(Dataset excerpts)
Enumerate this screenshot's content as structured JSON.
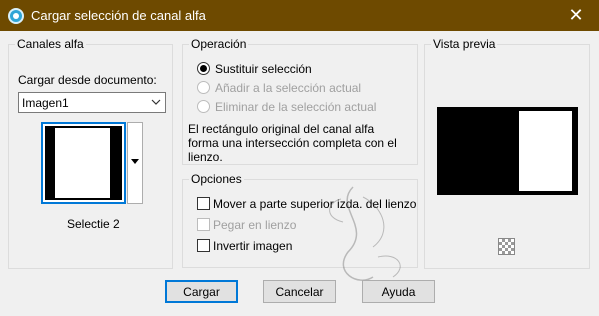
{
  "window": {
    "title": "Cargar selección de canal alfa",
    "close_glyph": "✕"
  },
  "alpha_channels": {
    "legend": "Canales alfa",
    "load_from_label": "Cargar desde documento:",
    "document_value": "Imagen1",
    "selection_name": "Selectie 2"
  },
  "operation": {
    "legend": "Operación",
    "options": [
      {
        "label": "Sustituir selección",
        "checked": true,
        "enabled": true
      },
      {
        "label": "Añadir a la selección actual",
        "checked": false,
        "enabled": false
      },
      {
        "label": "Eliminar de la selección actual",
        "checked": false,
        "enabled": false
      }
    ],
    "description": "El rectángulo original del canal alfa forma una intersección completa con el lienzo."
  },
  "options": {
    "legend": "Opciones",
    "items": [
      {
        "label": "Mover a parte superior izda. del lienzo",
        "checked": false,
        "enabled": true
      },
      {
        "label": "Pegar en lienzo",
        "checked": false,
        "enabled": false
      },
      {
        "label": "Invertir imagen",
        "checked": false,
        "enabled": true
      }
    ]
  },
  "preview": {
    "legend": "Vista previa"
  },
  "buttons": {
    "load": "Cargar",
    "cancel": "Cancelar",
    "help": "Ayuda"
  },
  "colors": {
    "titlebar": "#6e4a00",
    "accent": "#0078d7",
    "dialog_bg": "#f0f0f0"
  }
}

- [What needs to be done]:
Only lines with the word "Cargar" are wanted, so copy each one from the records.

- [Answer to this task]:
    "title": "Cargar selección de canal alfa",
    "load_from_label": "Cargar desde documento:",
    "load": "Cargar",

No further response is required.